What is being asked: Check each line below for the word "title", then please report how many lines have it and nothing more.

*** Opening Data to use ***

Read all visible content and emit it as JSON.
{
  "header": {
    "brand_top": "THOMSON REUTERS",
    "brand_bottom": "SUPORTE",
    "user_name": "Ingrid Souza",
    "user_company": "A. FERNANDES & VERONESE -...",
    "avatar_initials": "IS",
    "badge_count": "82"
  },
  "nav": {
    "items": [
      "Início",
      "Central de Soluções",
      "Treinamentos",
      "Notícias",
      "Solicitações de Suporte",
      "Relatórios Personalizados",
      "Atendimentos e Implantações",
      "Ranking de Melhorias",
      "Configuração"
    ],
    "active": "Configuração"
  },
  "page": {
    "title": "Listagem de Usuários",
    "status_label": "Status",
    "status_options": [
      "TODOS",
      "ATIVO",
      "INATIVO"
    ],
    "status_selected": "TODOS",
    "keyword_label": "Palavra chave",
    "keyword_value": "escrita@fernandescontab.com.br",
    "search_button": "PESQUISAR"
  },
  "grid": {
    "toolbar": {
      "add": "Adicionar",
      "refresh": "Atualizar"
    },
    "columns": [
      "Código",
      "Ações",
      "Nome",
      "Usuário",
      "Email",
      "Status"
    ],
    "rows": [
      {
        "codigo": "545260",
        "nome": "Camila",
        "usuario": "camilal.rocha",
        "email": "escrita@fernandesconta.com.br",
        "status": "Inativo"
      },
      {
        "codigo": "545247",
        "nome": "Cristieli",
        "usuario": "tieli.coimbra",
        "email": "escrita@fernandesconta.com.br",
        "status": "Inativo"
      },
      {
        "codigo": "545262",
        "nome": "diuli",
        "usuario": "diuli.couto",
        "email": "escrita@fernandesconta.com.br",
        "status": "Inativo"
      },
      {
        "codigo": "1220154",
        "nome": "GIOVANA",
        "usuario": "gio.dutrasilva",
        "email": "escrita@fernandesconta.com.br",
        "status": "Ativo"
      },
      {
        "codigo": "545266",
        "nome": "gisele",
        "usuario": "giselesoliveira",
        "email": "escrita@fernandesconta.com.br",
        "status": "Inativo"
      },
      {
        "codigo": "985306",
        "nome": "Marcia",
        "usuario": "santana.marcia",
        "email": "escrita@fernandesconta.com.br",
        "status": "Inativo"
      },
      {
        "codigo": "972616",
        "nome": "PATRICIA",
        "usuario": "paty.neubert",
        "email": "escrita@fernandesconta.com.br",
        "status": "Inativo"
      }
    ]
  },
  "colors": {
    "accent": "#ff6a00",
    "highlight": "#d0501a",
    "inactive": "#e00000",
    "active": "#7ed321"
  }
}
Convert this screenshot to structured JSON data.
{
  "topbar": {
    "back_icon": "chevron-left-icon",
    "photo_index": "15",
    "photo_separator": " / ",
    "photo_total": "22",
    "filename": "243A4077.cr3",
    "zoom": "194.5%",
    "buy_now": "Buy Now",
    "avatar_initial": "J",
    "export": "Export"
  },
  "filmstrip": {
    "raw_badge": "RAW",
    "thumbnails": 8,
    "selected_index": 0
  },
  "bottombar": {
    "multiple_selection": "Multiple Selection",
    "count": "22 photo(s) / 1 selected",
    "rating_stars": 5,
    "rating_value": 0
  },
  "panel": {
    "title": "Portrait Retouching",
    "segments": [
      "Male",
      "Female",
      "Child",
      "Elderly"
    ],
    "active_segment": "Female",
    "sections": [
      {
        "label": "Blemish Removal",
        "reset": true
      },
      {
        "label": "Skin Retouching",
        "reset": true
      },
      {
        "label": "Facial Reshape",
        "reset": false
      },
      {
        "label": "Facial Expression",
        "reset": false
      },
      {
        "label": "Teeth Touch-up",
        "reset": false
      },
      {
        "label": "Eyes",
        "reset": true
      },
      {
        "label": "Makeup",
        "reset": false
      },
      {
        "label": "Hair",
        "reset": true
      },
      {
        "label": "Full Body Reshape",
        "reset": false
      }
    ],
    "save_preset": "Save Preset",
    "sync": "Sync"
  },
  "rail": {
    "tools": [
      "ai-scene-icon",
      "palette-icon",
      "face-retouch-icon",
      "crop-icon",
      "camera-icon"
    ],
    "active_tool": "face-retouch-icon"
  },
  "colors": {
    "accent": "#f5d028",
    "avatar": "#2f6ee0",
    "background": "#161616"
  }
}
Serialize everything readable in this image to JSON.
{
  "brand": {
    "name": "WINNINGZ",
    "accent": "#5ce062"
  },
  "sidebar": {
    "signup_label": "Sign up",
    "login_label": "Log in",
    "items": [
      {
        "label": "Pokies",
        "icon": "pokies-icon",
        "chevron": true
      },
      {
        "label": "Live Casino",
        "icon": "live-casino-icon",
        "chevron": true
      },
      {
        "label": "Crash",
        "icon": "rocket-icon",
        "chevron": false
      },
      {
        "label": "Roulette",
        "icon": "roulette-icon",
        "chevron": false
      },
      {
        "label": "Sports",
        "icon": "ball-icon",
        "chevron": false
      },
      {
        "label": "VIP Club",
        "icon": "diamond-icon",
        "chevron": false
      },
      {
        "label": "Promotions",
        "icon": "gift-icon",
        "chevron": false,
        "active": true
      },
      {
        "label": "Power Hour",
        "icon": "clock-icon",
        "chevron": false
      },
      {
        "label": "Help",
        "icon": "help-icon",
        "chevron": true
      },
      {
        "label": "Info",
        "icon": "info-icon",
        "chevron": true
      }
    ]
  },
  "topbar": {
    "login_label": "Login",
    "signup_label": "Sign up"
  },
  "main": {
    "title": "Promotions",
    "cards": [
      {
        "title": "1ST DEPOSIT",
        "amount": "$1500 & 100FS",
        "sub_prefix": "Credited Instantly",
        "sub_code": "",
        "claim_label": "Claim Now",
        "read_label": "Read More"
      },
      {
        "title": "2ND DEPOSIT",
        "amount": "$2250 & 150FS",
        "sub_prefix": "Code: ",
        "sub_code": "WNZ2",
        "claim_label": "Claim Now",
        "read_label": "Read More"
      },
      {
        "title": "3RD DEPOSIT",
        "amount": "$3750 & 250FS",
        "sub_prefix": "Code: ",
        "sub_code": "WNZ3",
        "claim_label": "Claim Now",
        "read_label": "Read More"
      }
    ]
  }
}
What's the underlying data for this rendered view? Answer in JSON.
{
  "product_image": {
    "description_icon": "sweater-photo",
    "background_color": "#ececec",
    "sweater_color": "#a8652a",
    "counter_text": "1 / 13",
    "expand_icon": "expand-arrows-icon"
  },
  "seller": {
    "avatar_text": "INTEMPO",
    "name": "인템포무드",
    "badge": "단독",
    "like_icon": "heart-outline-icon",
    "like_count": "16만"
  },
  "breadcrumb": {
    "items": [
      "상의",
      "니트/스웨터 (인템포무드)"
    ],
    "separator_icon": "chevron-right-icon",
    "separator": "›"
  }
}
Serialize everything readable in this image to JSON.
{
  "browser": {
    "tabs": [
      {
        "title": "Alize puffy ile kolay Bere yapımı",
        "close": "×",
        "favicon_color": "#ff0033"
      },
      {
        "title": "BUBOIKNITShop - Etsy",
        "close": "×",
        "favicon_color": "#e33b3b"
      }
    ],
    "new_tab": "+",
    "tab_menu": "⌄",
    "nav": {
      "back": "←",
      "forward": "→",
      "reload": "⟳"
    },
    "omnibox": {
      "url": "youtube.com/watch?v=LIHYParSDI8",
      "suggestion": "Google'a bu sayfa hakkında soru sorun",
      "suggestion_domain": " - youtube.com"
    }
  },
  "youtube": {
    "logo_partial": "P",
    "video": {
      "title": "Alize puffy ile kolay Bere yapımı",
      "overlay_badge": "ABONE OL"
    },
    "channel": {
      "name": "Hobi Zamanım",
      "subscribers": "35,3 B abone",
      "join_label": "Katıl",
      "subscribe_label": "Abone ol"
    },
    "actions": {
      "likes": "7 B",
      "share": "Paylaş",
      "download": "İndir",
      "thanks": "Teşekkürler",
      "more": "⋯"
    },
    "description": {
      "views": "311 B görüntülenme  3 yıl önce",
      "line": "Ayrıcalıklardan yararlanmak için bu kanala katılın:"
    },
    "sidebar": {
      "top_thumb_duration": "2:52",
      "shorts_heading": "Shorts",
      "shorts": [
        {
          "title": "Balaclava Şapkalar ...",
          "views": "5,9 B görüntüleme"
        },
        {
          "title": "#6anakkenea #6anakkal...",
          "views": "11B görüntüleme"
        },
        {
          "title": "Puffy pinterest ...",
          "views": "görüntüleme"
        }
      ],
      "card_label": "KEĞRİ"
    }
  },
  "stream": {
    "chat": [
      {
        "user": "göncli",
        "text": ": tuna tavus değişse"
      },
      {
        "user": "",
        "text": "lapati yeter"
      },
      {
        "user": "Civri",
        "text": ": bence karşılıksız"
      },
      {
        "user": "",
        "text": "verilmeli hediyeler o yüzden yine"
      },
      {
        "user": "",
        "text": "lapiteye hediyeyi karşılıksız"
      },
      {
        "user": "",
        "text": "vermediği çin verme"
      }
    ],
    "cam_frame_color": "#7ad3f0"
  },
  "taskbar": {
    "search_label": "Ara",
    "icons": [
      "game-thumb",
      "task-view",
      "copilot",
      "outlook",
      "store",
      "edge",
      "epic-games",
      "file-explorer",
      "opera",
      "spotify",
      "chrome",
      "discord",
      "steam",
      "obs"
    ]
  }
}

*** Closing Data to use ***

Reply to the task: 12